Frenchman Leon Scott invented the phonautograph:(An instrument by means of which a sound can be made to produce a visible trace or record of itself.) The resulting transcription could not reproduce, the sound
HISTORY OF RECORDED MUSIC
Berliner developed a successful method of modulating the sound carrying groove laterally in the surface of a disc.
He also Invented a mass producing copies of original recorded music.
Pathe Freses started the world famous French company making phonographs and cylinders.
By now recorded music as a medium of entertainment had become firmly established with the public. The demand for recordings created investment in the infant record business.
E.R. Johnson first used the His Masters Voice trade mark.
The first 12 inch) diameter records were released on the Monarch label. HMV Italiana released Verdis Ernani on 40 single sided discs.
The first jazz releases on cylinder helped to delay the final demise of this format. Leopold Stokowski, with the Philadelphia Orchestra, began recording for the Victor Company at the Camden, New Jersey studios.
Electrical recording was in the experimental stage. Paul Whiteman and his Orchestra produced the first million seller with Japanese Sandman coupled with Whispering and began a major new popular music craze that boosted the record industry throughout the decade. Garrard Engineering, a subsidiary of the British Crown jewellers, commenced manufacture of precision clockwork gramophone motors.
Electrical Recording First Issue
The first electrical recordings were issued by Victor and Colombia in the US. In March, Alfred Cortot electrically recorded works by Chopin and Schubert in Victors Camden Studios. The first commercial electrical recording prompted all other major companies to follow suit. In June Jack Hylton and his Orchestra used the technique to record Feelin Kind O Blue at the HMV Studios at Hayes, Middlesex. HMV also released the first electrically recorded symphony.

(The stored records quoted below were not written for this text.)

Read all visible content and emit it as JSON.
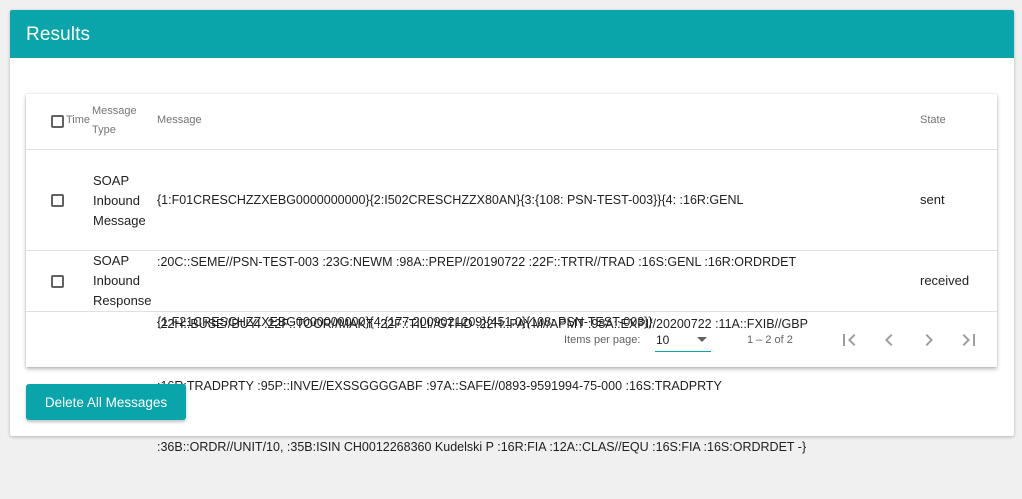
{
  "panel": {
    "title": "Results"
  },
  "table": {
    "columns": {
      "time": "Time",
      "message_type_line1": "Message",
      "message_type_line2": "Type",
      "message": "Message",
      "state": "State"
    },
    "rows": [
      {
        "type_lines": [
          "SOAP",
          "Inbound",
          "Message"
        ],
        "message_lines": [
          "{1:F01CRESCHZZXEBG0000000000}{2:I502CRESCHZZX80AN}{3:{108: PSN-TEST-003}}{4: :16R:GENL",
          ":20C::SEME//PSN-TEST-003 :23G:NEWM :98A::PREP//20190722 :22F::TRTR//TRAD :16S:GENL :16R:ORDRDET",
          ":22H::BUSE//BUYI :22F::TOOR//MAKT :22F::TILI//GTHD :22H::PAYM//APMT :98A::EXPI//20200722 :11A::FXIB//GBP",
          ":16R:TRADPRTY :95P::INVE//EXSSGGGGABF :97A::SAFE//0893-9591994-75-000 :16S:TRADPRTY",
          ":36B::ORDR//UNIT/10, :35B:ISIN CH0012268360 Kudelski P :16R:FIA :12A::CLAS//EQU :16S:FIA :16S:ORDRDET -}"
        ],
        "state": "sent"
      },
      {
        "type_lines": [
          "SOAP",
          "Inbound",
          "Response"
        ],
        "message_lines": [
          "{1:F21CRESCHZZXEBG0000000000}{4:{177:2009021209}{451:0}{108: PSN-TEST-003}}"
        ],
        "state": "received"
      }
    ]
  },
  "paginator": {
    "items_per_page_label": "Items per page:",
    "page_size": "10",
    "range_label": "1 – 2 of 2"
  },
  "actions": {
    "delete_all_label": "Delete All Messages"
  },
  "colors": {
    "accent": "#0aa5aa"
  }
}
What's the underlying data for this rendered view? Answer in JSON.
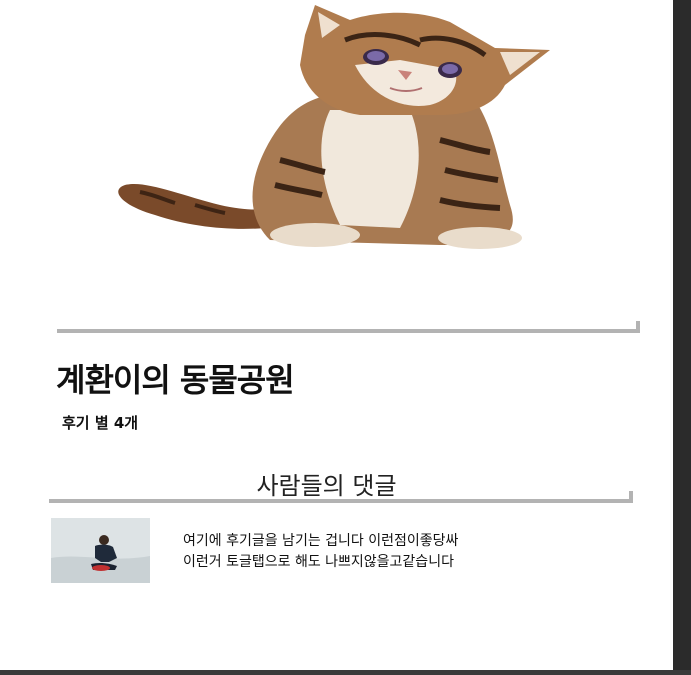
{
  "profile": {
    "hero_image": "kitten-photo",
    "title": "계환이의 동물공원",
    "review_count": "후기 별 4개"
  },
  "comments_section": {
    "heading": "사람들의 댓글",
    "comments": [
      {
        "thumbnail": "person-sitting-on-ice-photo",
        "line1": "여기에 후기글을 남기는 겁니다 이런점이좋당싸",
        "line2": "이런거 토글탭으로 해도 나쁘지않을고같습니다"
      }
    ]
  },
  "colors": {
    "page_background": "#ffffff",
    "divider": "#b3b3b3",
    "right_edge": "#2b2b2b"
  }
}
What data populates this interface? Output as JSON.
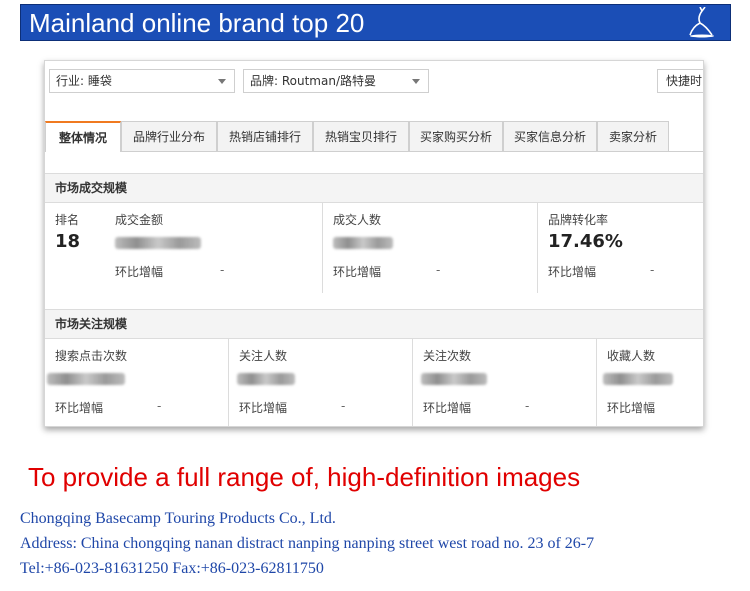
{
  "banner": {
    "title": "Mainland online brand top 20",
    "logo_icon": "deer-logo-icon"
  },
  "filters": {
    "industry": "行业: 睡袋",
    "brand": "品牌: Routman/路特曼",
    "quick": "快捷时"
  },
  "tabs": [
    {
      "label": "整体情况",
      "active": true
    },
    {
      "label": "品牌行业分布"
    },
    {
      "label": "热销店铺排行"
    },
    {
      "label": "热销宝贝排行"
    },
    {
      "label": "买家购买分析"
    },
    {
      "label": "买家信息分析"
    },
    {
      "label": "卖家分析"
    }
  ],
  "market_scale": {
    "title": "市场成交规模",
    "rank_label": "排名",
    "rank_value": "18",
    "metrics": [
      {
        "label": "成交金额",
        "value": "",
        "foot": "环比增幅",
        "change": "-"
      },
      {
        "label": "成交人数",
        "value": "",
        "foot": "环比增幅",
        "change": "-"
      },
      {
        "label": "品牌转化率",
        "value": "17.46%",
        "foot": "环比增幅",
        "change": "-"
      }
    ]
  },
  "attention_scale": {
    "title": "市场关注规模",
    "metrics": [
      {
        "label": "搜索点击次数",
        "foot": "环比增幅",
        "change": "-"
      },
      {
        "label": "关注人数",
        "foot": "环比增幅",
        "change": "-"
      },
      {
        "label": "关注次数",
        "foot": "环比增幅",
        "change": "-"
      },
      {
        "label": "收藏人数",
        "foot": "环比增幅"
      }
    ]
  },
  "footer": {
    "headline": "To provide a full range of, high-definition images",
    "company": "Chongqing Basecamp Touring Products Co., Ltd.",
    "address": "Address: China chongqing nanan distract nanping nanping street west road no. 23 of 26-7",
    "contact": "Tel:+86-023-81631250    Fax:+86-023-62811750"
  },
  "colors": {
    "banner": "#1b4eb6",
    "headline": "#e00000",
    "company": "#1f47a8",
    "tab_accent": "#f07a20"
  }
}
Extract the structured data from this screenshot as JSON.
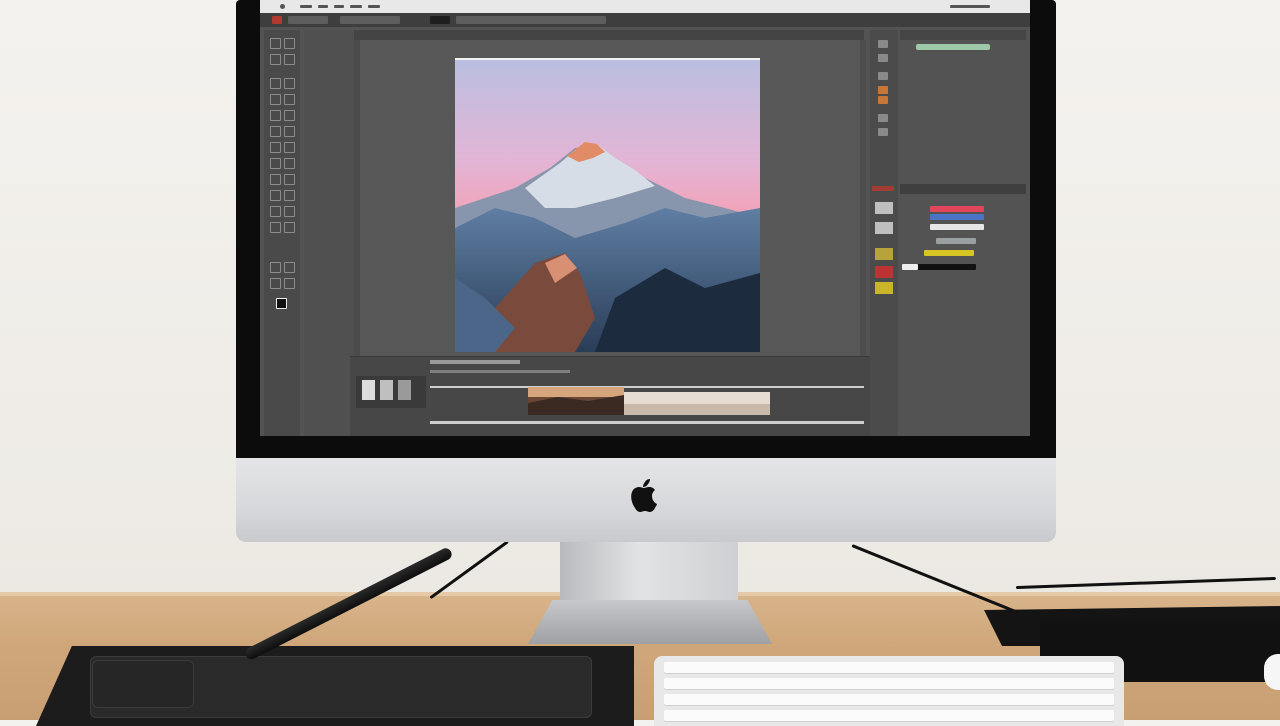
{
  "scene": {
    "description_visible_text": []
  },
  "screen": {
    "app_theme": "dark-gray",
    "accent_colors": {
      "sky_top": "#c9b7d9",
      "sky_mid": "#f3a1b5",
      "peak_glow": "#e28c67",
      "snow": "#d7dde6",
      "ice_blue": "#6f8fb1",
      "panel_green": "#9ec9a9",
      "swatch_red": "#e2465a",
      "swatch_blue": "#4b74c6",
      "swatch_yellow": "#d7c526"
    },
    "icons": [
      "apple-icon",
      "brush-icon",
      "layers-icon",
      "move-icon",
      "zoom-icon"
    ]
  }
}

The oil industry had developed a multi purpose thermo plastic, polyvinylchloride (PVC), suitable for making recording tape and gramophone records with very low surface noise. The flow characteristics of PVC made possible the pressing of microgroove long playing records developed by a CBS team headed by Dr Peter Goldmark. Edison had released Long Playing Discs with a duration of twenty minutes per side as early as 1926 but they could not be fairly compared with the CBS microgroove LP.
Multi Sound Track
Cinerama presented multi sound track replay to the public for the first time. This stimulated public interest in the possiblility of stereo recordings and research was stepped up.
Pre-recorded Musicassettes were released. Simple to use, the cassette format was to become very popular. However, during its first year on the market only 9000 units were sold.
By 1968 around eighty-five different manufacturers had sold over 2.4 million cassette players world wide and in that year alone the cassette business was worth about $150 million. By the end of the decade, the Philips compact cassette had become the standard format for tape recording.
Recording had become such a complicated process that the computer memory was added to studio equipment.
Sony introduced the Soundabout cassette player which was later renamed the Walkman. The innovative elements of this machine were the tiny headphones capable of producing good quality sound with only the smallest signal from the amplifier
Michael Jacksons Thriller album released by the Columbia subsidiary Epic Records ultimately sold 40m copies world wide and became the most successful product in the history of recorded sound.
CD was officially launched in the UK on March 1 it was hailed as " the most important development in the recording music industy scince the long playing record.